Here’s a short playlist of web & HTML training videos from YouTube I put together:
3. Training Sites. There’s a galore of training sites online to teach you HTML & web building too. Every now and then I’ve considered producing training videos, but just haven’t gotten to it over the years. Life is pretty busy with a full-time job, being a wife and mother, etc. And with a plethora of great videos already online, I’m not prone to “reinvent the wheel.” But maybe one day! Below are some training sites I recommend. I’m either familiar with the webmaster or company. Or I came across them in a search and it passed my “this is good” test (smile). You can find more by doing a Google search.
• http://www.2createawebsite.com/ (this sista has a banging YouTube channel too)
• How to Make a WordPress Website – Step by Step
4. Cheat Sheets. HTML/web cheat sheets can come in handy. My suggestion is that you can print them out and stick them inside of sheet protectors to put into a binder. This way you can create a homemade reference guide or training binder that’s in easy reach as needed. Alternatively, since they’re all PDFs, you can save them to your local computer or to your free DropBox account that you can access from any computer (I’m a big fan of cloud computing).
• 25 Handy HTML Cheat Sheets
• HTML 5 Cheat Sheet (PDF)
• Cheat Sheets for Front-end Web Developers
• HTML – HyperText Markup Language Cheat Sheets
• WhatIs.com’s Favorite Cheat Sheets
• 30 Web Developer Cheat Sheets
• All The Cheat Sheets An Up To Date Web Designer Needs
5. Practice.
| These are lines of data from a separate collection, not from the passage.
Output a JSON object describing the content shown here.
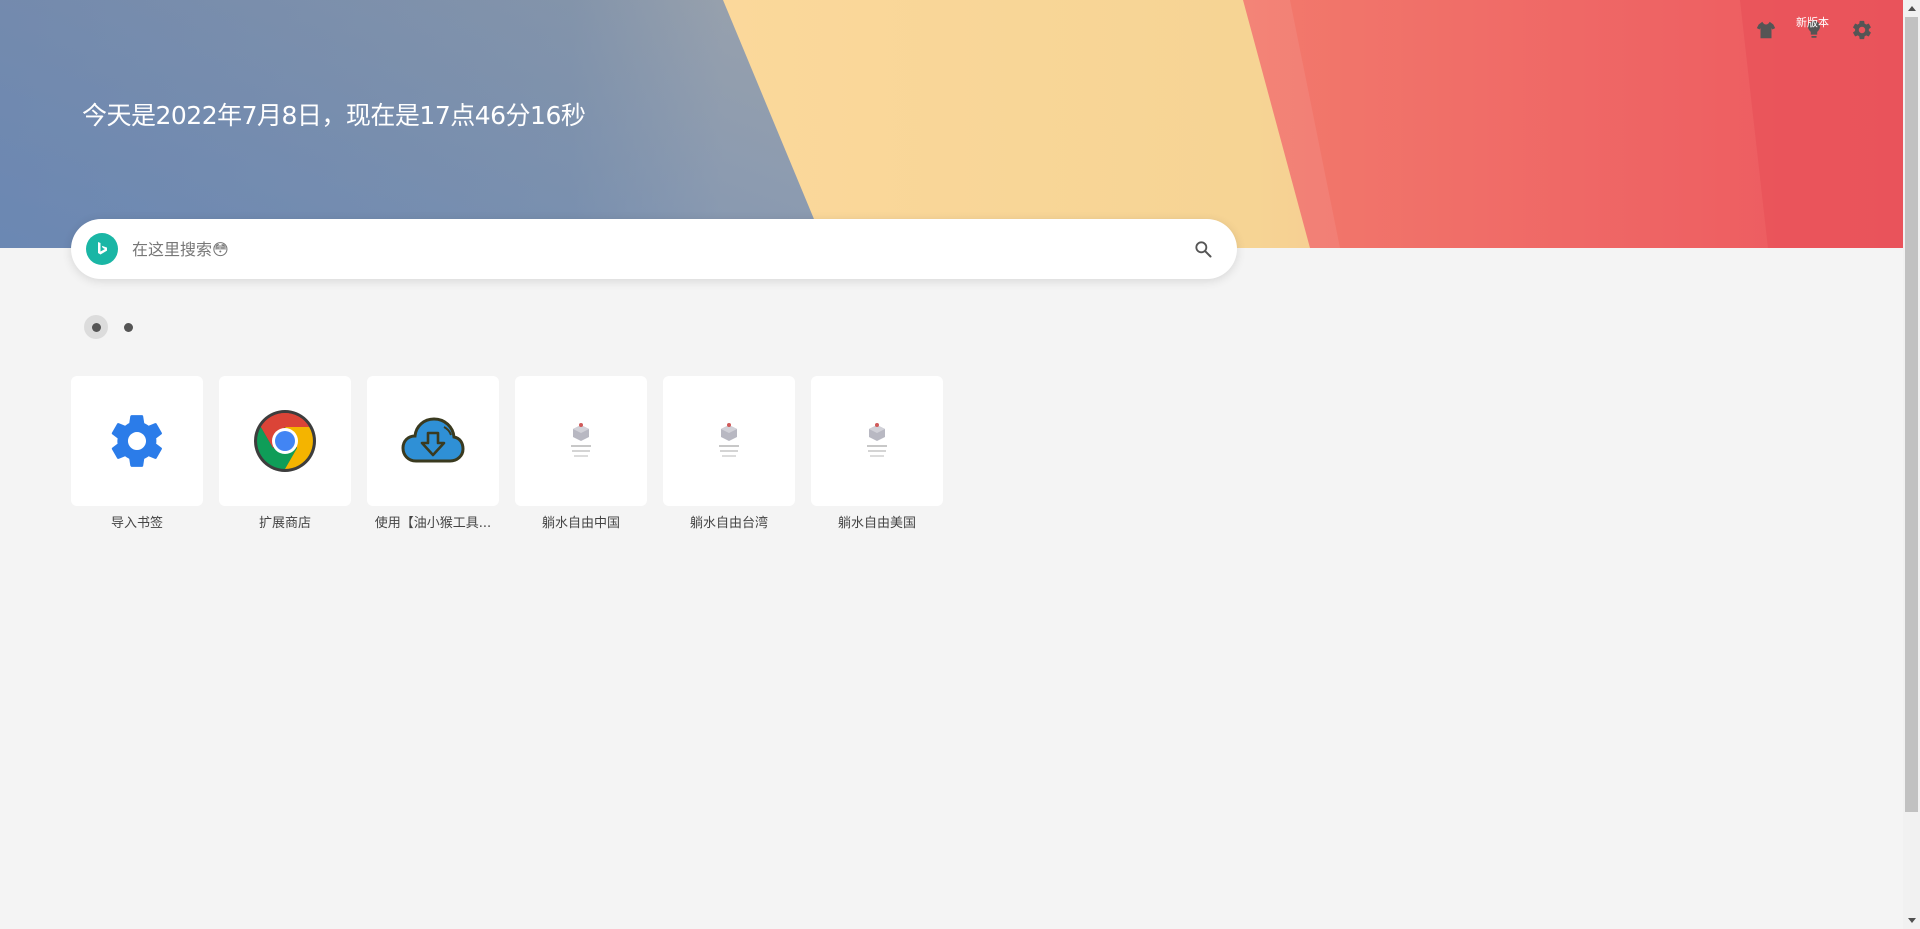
{
  "hero": {
    "datetime": "今天是2022年7月8日，现在是17点46分16秒"
  },
  "top_tools": {
    "new_version_badge": "新版本",
    "items": [
      {
        "name": "shirt-icon"
      },
      {
        "name": "lightbulb-icon"
      },
      {
        "name": "gear-icon"
      }
    ]
  },
  "search": {
    "engine_icon": "bing-logo-icon",
    "placeholder": "在这里搜索😳",
    "icon": "search-icon"
  },
  "pager": {
    "pages": 2,
    "active": 1
  },
  "shortcuts": [
    {
      "label": "导入书签",
      "icon": "gear-icon"
    },
    {
      "label": "扩展商店",
      "icon": "chrome-logo-icon"
    },
    {
      "label": "使用【油小猴工具...",
      "icon": "cloud-download-icon"
    },
    {
      "label": "躺水自由中国",
      "icon": "site-logo-icon"
    },
    {
      "label": "躺水自由台湾",
      "icon": "site-logo-icon"
    },
    {
      "label": "躺水自由美国",
      "icon": "site-logo-icon"
    }
  ],
  "colors": {
    "banner_gray": "#8896a8",
    "banner_yellow": "#fbd89b",
    "banner_red": "#ee5a5f",
    "engine_teal": "#1ab6a5",
    "gear_blue": "#2b7ce9"
  }
}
Practice makes perfect the saying goes. Don’t be timid about jumping in and getting both feet wet. Get a web server; I recommend Bluehost (that’s my affiliate link). And you can install as many websites on your account as you want. At no extra cost. You can even start a web business. Install WordPress into different directories. Do a Google search for free WordPress templates (there are hundreds; my business website uses a free WordPress template. I did that intentionally to demonstrate that you can do a lot with free templates). But you can use a free one just to practice downloading and installing one. Or use one of the many that come pre-installed to pick from. And practice installing plugins. Thousands of plugins are available for free. Practice HTML coding and the things you’ve learned from the resources above. Before you know it, you’ll be a wiz! (NOTE: When I mention WordPress, I’m referring to the self-hosted kind; not the kind at wordpress.com.)
So now you’re equipped with enough resources to get started. Or to continue your journey in learning. My goal is to blog on these topics regularly. Maybe I’ll even create videos. Uh, oh. Watch out, world wide web! Here I come. If you know of other resources that may help beginners, please share in the comments section below or click here.